Exercise goal —
Go through the material below and return each line with the string "JSON" in it.

Record excerpts —
-=-=-

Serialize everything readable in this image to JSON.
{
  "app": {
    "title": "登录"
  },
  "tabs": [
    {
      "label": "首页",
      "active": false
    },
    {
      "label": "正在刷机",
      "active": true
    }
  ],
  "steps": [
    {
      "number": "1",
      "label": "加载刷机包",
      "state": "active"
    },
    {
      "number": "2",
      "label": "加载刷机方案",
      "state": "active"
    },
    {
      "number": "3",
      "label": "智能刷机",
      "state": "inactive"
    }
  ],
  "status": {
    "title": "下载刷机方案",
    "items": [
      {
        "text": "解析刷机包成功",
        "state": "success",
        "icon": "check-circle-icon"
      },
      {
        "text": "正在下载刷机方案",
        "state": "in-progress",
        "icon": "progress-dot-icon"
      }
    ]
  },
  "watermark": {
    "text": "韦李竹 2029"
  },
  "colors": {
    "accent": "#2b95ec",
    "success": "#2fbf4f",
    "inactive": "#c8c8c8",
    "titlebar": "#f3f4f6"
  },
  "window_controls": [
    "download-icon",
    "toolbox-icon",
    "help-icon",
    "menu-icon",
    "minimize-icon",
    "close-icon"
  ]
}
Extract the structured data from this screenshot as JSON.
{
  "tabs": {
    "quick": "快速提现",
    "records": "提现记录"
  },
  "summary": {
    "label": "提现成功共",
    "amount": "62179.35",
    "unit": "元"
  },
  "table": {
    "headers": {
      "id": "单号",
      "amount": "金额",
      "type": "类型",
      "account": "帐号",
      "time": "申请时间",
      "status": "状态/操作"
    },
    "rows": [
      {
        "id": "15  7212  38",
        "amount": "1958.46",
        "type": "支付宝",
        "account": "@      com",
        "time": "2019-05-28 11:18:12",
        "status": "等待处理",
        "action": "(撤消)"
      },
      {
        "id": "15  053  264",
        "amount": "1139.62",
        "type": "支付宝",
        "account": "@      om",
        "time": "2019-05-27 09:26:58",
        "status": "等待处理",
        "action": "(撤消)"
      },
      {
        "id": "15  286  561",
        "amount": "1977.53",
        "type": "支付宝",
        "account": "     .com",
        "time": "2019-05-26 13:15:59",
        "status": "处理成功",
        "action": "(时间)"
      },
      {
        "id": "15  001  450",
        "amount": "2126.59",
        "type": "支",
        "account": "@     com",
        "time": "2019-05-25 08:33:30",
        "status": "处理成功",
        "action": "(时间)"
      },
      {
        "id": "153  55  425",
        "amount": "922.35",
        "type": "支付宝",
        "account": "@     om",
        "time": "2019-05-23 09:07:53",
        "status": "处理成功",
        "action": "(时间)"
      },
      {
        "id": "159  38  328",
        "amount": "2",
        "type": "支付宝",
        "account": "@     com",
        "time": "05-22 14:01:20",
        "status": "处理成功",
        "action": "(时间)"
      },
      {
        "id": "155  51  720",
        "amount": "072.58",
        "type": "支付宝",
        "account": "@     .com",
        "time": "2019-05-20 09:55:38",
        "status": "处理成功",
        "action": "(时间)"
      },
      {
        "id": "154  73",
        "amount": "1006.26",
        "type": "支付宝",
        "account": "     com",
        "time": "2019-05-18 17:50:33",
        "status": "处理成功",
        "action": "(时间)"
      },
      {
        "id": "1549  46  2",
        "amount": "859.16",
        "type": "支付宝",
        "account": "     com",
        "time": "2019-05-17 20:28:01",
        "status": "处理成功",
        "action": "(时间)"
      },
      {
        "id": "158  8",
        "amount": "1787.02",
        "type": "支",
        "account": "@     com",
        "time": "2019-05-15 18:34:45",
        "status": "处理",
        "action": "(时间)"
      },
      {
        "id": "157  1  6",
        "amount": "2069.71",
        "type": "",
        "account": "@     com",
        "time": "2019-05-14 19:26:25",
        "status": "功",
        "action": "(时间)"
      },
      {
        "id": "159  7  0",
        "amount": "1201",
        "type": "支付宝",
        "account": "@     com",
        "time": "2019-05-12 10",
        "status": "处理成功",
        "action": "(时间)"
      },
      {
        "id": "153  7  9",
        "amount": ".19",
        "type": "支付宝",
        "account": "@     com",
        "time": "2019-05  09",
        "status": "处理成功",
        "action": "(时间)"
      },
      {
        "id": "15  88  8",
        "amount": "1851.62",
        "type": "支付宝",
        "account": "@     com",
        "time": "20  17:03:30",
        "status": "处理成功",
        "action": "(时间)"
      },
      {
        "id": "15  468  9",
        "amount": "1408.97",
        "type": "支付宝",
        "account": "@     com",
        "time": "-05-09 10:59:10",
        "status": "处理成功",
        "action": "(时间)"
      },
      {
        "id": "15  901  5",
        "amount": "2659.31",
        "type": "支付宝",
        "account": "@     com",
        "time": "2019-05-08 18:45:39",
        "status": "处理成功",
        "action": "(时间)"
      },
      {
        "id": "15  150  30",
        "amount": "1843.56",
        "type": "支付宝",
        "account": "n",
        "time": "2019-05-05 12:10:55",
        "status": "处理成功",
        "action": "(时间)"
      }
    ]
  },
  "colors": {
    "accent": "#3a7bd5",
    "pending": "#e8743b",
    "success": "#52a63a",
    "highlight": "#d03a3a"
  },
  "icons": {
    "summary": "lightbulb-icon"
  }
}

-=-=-

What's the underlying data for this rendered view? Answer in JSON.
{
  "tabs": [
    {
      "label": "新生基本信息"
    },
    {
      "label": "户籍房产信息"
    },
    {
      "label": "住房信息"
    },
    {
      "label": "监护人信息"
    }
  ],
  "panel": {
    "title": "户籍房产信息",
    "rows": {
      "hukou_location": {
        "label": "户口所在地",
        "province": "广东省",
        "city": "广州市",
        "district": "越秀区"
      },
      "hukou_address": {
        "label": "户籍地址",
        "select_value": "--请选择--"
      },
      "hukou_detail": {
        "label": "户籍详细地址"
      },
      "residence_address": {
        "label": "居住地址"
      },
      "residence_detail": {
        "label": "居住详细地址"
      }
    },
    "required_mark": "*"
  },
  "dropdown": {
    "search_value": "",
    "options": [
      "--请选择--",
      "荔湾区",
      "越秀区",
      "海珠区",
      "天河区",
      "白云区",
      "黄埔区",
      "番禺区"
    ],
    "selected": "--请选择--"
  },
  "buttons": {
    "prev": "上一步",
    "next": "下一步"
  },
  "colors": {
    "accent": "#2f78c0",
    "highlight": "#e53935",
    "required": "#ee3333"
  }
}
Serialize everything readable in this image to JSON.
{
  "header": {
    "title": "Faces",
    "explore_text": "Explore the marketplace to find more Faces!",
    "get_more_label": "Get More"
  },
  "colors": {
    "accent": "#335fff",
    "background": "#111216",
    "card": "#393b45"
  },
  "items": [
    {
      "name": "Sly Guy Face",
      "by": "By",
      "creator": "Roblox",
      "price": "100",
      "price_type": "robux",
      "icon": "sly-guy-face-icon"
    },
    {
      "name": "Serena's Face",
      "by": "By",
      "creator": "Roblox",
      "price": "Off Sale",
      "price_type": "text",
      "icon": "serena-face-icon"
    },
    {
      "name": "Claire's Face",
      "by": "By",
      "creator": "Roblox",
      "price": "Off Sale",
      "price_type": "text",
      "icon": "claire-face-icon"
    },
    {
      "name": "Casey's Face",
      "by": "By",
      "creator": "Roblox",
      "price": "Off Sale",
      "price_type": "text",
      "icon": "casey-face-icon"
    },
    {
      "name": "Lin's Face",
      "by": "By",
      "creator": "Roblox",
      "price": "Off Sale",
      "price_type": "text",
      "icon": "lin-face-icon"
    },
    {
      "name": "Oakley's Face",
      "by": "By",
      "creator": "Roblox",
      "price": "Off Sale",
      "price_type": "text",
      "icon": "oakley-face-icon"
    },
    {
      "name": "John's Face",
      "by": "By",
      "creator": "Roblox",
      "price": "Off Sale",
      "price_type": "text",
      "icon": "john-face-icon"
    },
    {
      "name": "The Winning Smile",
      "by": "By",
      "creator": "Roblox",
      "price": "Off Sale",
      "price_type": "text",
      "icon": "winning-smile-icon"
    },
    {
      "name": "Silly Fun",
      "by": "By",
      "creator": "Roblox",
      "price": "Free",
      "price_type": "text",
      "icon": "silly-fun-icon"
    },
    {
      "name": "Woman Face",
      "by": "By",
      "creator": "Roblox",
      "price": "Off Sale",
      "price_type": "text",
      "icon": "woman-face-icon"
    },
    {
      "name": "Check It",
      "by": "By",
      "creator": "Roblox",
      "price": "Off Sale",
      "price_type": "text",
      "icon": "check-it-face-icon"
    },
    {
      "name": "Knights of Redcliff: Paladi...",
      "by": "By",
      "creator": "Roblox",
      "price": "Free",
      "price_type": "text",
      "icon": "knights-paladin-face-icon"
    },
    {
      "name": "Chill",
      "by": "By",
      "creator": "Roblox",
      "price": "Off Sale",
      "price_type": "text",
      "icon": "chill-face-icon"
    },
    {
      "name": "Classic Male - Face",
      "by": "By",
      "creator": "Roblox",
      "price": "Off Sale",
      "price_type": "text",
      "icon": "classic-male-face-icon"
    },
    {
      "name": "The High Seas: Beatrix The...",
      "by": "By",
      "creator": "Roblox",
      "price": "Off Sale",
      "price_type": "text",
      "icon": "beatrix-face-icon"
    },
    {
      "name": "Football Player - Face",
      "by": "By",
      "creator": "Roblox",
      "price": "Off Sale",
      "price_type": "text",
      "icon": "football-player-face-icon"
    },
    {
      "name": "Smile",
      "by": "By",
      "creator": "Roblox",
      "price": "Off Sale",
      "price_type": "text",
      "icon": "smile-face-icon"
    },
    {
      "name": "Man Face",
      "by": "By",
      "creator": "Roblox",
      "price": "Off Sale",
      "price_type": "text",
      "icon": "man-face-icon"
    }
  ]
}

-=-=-

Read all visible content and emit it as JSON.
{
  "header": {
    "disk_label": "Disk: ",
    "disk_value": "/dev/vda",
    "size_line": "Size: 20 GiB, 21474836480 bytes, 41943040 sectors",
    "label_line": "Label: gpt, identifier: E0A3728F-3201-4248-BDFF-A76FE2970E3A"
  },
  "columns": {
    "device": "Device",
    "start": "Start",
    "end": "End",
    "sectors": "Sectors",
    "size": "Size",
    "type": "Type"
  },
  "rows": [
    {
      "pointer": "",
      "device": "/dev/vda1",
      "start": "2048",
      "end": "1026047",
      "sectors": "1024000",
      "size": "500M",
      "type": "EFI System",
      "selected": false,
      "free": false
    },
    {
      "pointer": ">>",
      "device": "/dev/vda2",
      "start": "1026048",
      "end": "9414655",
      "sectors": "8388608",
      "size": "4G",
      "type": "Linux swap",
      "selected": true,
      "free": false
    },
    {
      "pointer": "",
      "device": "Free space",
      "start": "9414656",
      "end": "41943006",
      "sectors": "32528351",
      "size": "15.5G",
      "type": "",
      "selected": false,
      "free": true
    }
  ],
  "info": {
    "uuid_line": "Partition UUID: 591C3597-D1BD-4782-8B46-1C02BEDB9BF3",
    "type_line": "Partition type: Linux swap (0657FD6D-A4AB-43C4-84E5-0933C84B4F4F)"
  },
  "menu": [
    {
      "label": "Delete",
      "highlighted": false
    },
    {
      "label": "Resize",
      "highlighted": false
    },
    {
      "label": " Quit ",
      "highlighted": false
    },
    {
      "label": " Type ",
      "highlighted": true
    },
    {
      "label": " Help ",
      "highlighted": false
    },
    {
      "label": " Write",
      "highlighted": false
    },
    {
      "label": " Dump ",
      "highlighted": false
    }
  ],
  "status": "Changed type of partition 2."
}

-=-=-

Output below —
Serialize everything readable in this image to JSON.
Extract the structured data from this screenshot as JSON.
What's the underlying data for this rendered view? Answer in JSON.
Serialize everything readable in this image to JSON.
Read all visible content and emit it as JSON.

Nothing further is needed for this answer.